Calcutta, June 1942. Some players and officials at the East Bengal football ground were shocked to see a thin man, looking almost destitute, walk into the tent. The man was a refugee from Rangoon. What happened next is a stuff of legends. A thread. 


It was the summer of 1942. The world was in the throes of the most devastating war mankind had seen. Slowly, the embers of war had spread to Asia. In February, Rangoon fell to Imperial Japan. 


This watershed event prompted a great exodus of Europeans, Anglo-Indians & Indians from Rangoon back to Indian territory. The British administration only allowed Europeans to be repatriated back on ships and boats. 


Other refugees were left to fend for themselves. In the face of Japanese invasion & growing anti-Indian sentiment, these hapless people were left with only one option: to trek thousands of miles through forests and mountains and reach India through Manipur or Arakan. 


Astonishingly, more than 2 lakh people risked their lives and walked to India by foot while navigating the perilous terrain. The actual number of refugees who perished while travelling may have been higher than the estimated 4,000.


One of them, our hero, travelled about 500 kilometres solely on foot while clutching the hands of his wife and daughter and navigating the treacherous terrain of mountains, dense forests, and rivers. After he entered the East Bengal ground, some of the officials recognized him. 


They’d met him during a football trip to Burma. He was one of the top footballers in Rangoon in the 30s and early 40s. And now, he was one of the unfortunate millions who had traversed hundreds of miles on foot for a better future. 


His name was Fred Pugsley and this is his incredible tale. Having arrived in Calcutta with his young family, Pugsley went to the only place he knew, the East Bengal club. Seeing his miserable condition, the officials decided to sign him. But they were concerned. 

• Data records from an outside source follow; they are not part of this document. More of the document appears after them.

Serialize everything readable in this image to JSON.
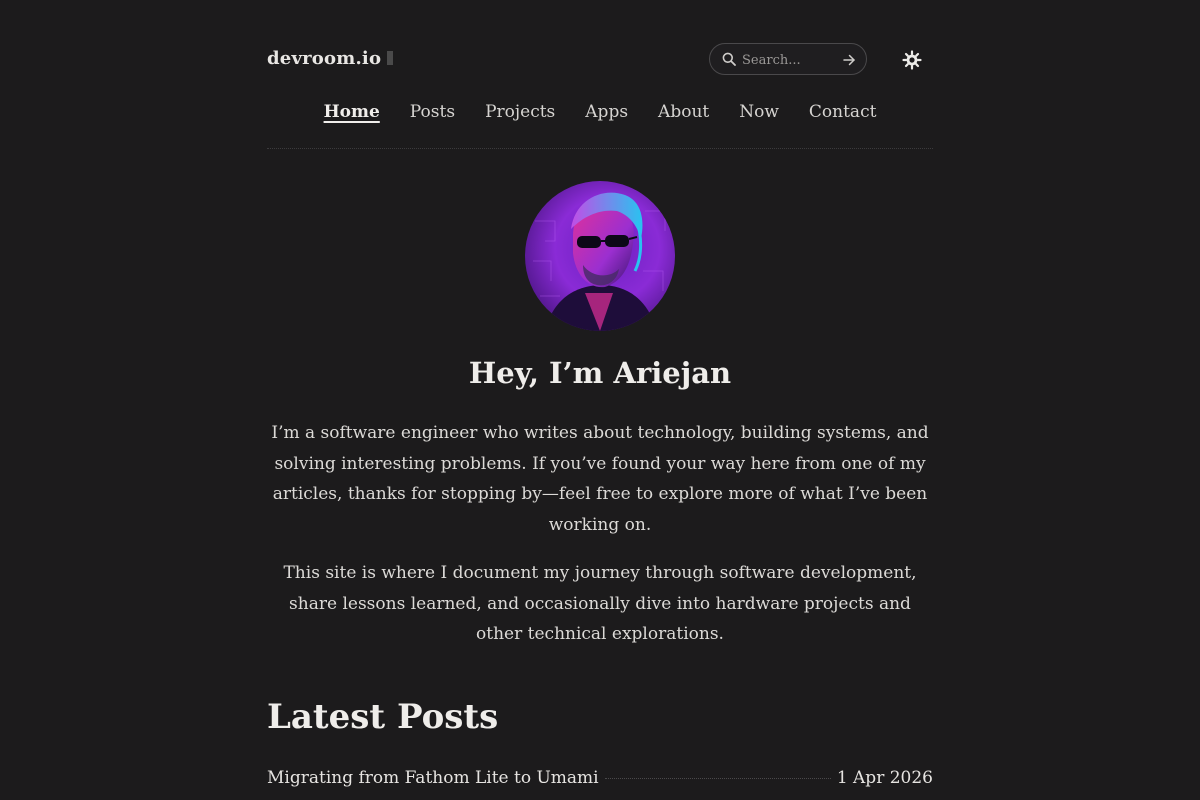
{
  "header": {
    "site_title": "devroom.io",
    "search": {
      "placeholder": "Search..."
    }
  },
  "nav": {
    "items": [
      {
        "label": "Home",
        "active": true
      },
      {
        "label": "Posts"
      },
      {
        "label": "Projects"
      },
      {
        "label": "Apps"
      },
      {
        "label": "About"
      },
      {
        "label": "Now"
      },
      {
        "label": "Contact"
      }
    ]
  },
  "hero": {
    "title": "Hey, I’m Ariejan",
    "paragraphs": [
      "I’m a software engineer who writes about technology, building systems, and solving interesting problems. If you’ve found your way here from one of my articles, thanks for stopping by—feel free to explore more of what I’ve been working on.",
      "This site is where I document my journey through software development, share lessons learned, and occasionally dive into hardware projects and other technical explorations."
    ]
  },
  "latest_posts": {
    "title": "Latest Posts",
    "items": [
      {
        "title": "Migrating from Fathom Lite to Umami",
        "date": "1 Apr 2026"
      }
    ]
  },
  "colors": {
    "background": "#1c1b1c",
    "text": "#e6e4e2",
    "avatar_purple": "#8a2bd6",
    "avatar_pink": "#e0309a",
    "avatar_cyan": "#29c3f0"
  },
  "icons": [
    "search-icon",
    "arrow-right-icon",
    "sun-icon"
  ]
}
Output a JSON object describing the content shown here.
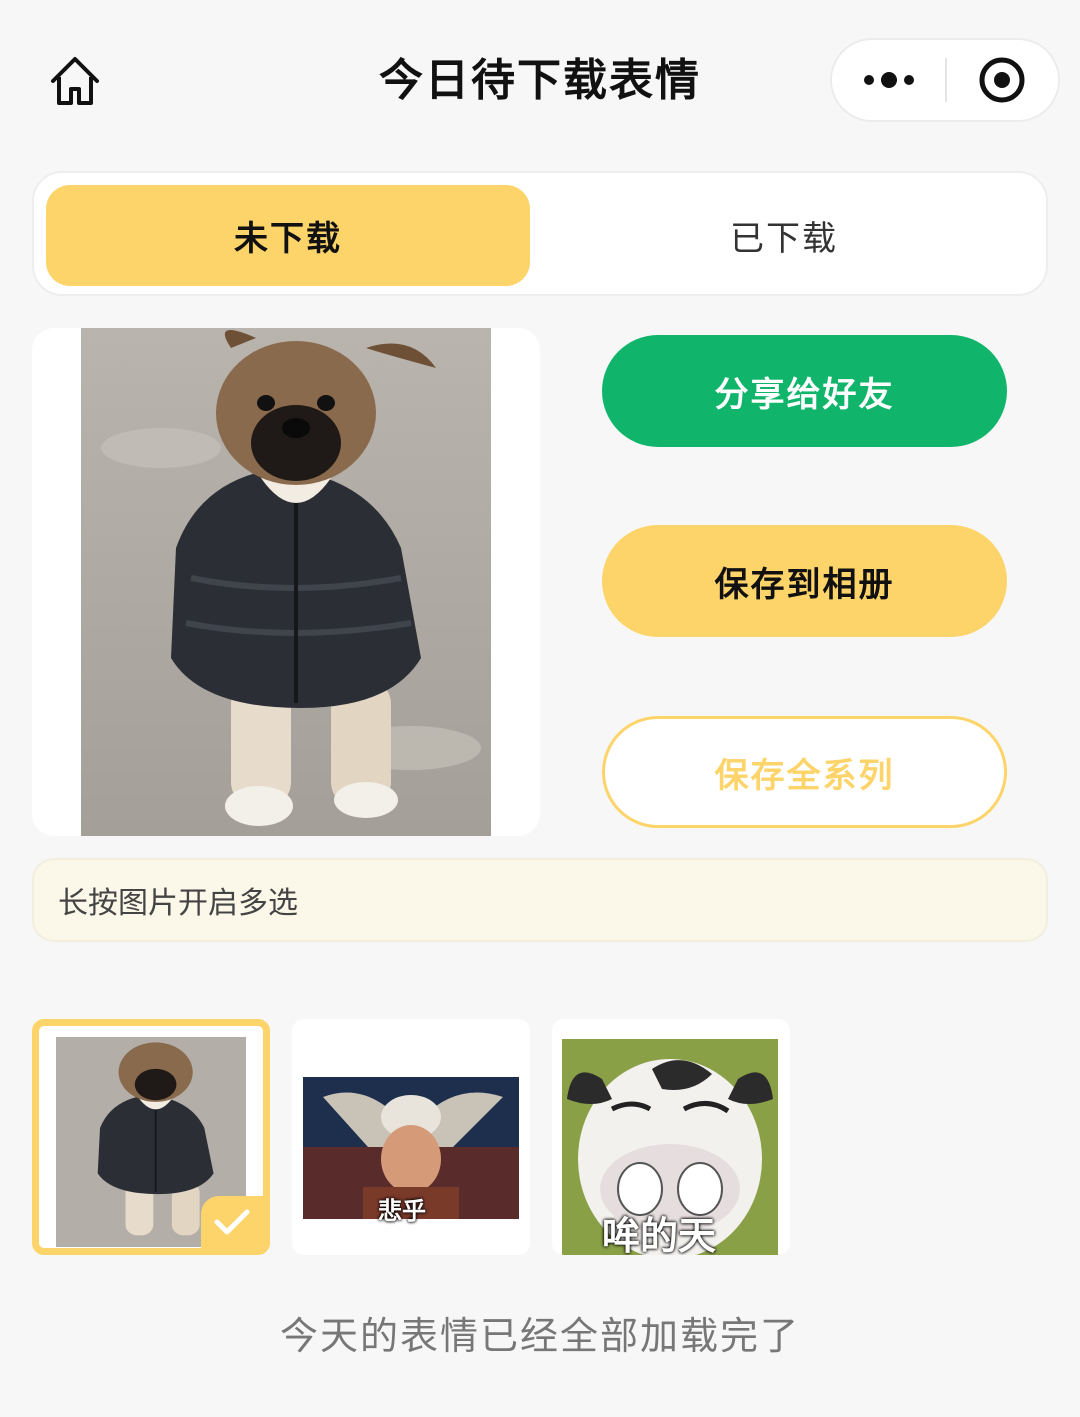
{
  "header": {
    "title": "今日待下载表情"
  },
  "tabs": [
    {
      "label": "未下载",
      "active": true
    },
    {
      "label": "已下载",
      "active": false
    }
  ],
  "actions": {
    "share_label": "分享给好友",
    "save_label": "保存到相册",
    "save_series_label": "保存全系列"
  },
  "hint": "长按图片开启多选",
  "thumbnails": [
    {
      "subject": "puppy in puffer jacket",
      "selected": true,
      "caption": ""
    },
    {
      "subject": "man in hat meme",
      "selected": false,
      "caption": "悲乎"
    },
    {
      "subject": "cartoon cow meme",
      "selected": false,
      "caption": "哞的天"
    }
  ],
  "footer": "今天的表情已经全部加载完了",
  "colors": {
    "accent_yellow": "#fdd46a",
    "share_green": "#10b56b",
    "hint_bg": "#fbf7e9"
  },
  "icons": {
    "home": "home-icon",
    "more": "more-dots-icon",
    "close_target": "target-icon",
    "check": "check-icon"
  }
}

Pugsley was already past his best. Plus the arduous journey through Arakan had left him in a sickly state. Pugsley could play only 3 games in the 1942 season. So poor was his condition that in one of the matches, he started vomiting blood. 


Doctors advised not to field him. Luckily at this time, Pugsley secured a job at Burnpur steel plant & moved with his young family there. With a war raging, it was difficult for him to get leave and he only made sporadic appearances in ’43 & ’44 seasons.


By 1945, Pugsley was thought to have been done as a player. But a surprise awaited. With the end of war approaching, Pugsley was able to convince his employer to grant him leave for the full Calcutta Football league season. 


In the season opener against EC Customs, he scored 3 goals in a 6-0 win. In the next Vs Rangers, Pugsley went one better as EB won 6-1. He remained prolific in that season ending as top scorer with 21 goals as EB defended their league title successfully. 


But Pugsley’s best was yet to come. Calcutta football was just warming up to the Calcutta derby sentiment. The 1945-46 IFA shield final pitted the two Calcutta giants against each other. Excitement was at an all-time high. 


Large crowds had come in from the districts to watch the final. Allegations of sabotage flew thick & fast to the point that additional police forces were kept ready in anticipation of violence. Meanwhile, while the war had ended in Europe, it was still raging in Asia. 


The British crown was determined to recover Burma and a casualty was Pugsley’s leave – he hadn’t made a single appearance till then. Hours before the final was to start, Pugsley shocked everyone by walking into the tent. 


In a tightly fought encounter at Mohun Bagan ground, East Bengal defeated their arch rival by a solitary goal netted by the thundering left foot of Pugsley. It was East Bengal’s first Calcutta League/IFA Shield double. 


And the man who made it possible was the Anglo-Burmese refugee who had travelled through forests and mountains in search of a better future. Fred Pugsley was a goal-machine like no other in Indian football and this is the greatest refugee story Indian football ever had.


This story is created as a collaborative effort between The Paperclip and The Wikimedia Foundation to empower knowledge sharing through storytelling. You can read more about the collaboration here.

Source and references:

The story is exclusively sourced from Wikipedia articles and relevant citations. For further reading follow the links –

Image attributes: 

Bipin Behari Kapur, Rangoon, Burma, poor citizens flee as Japanese warplanes approach December 1941, public domain from Wikimedia 

Jugantor Patrika, 1945 IFA Shield Final – East Bengal and Mohun Bagan captains before the match, in which, Pugsley scored the lone goal. CC BY-SA 4.0 from Wikimedia.